▸ **Data to process**:

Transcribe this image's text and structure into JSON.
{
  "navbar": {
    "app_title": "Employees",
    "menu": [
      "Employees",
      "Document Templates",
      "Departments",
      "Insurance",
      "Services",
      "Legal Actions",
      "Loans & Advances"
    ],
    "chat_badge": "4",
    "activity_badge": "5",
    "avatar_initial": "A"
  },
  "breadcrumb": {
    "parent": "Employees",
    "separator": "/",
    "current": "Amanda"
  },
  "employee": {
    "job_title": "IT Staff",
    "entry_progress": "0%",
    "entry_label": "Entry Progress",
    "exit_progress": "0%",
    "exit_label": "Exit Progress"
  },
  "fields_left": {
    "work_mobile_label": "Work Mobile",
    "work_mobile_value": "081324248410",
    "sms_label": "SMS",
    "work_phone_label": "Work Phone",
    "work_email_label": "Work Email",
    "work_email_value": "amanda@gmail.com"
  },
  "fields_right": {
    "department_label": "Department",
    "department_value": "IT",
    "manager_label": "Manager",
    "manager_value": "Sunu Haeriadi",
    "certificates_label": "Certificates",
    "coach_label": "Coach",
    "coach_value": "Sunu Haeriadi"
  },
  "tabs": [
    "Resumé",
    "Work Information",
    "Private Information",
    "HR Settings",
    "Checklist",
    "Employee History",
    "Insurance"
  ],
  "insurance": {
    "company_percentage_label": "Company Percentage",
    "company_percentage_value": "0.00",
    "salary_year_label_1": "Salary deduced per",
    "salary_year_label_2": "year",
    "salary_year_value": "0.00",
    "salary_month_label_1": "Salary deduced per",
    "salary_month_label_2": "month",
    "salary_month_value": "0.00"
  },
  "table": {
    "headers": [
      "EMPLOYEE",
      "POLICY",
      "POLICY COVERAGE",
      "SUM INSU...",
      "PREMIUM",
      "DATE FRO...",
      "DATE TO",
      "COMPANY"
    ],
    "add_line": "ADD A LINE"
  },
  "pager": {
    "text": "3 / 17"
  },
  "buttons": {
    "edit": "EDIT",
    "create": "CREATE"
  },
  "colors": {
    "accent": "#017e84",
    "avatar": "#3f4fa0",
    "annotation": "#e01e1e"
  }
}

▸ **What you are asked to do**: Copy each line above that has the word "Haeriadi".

▸ **Task result**:
    "manager_value": "Sunu Haeriadi",
    "coach_value": "Sunu Haeriadi"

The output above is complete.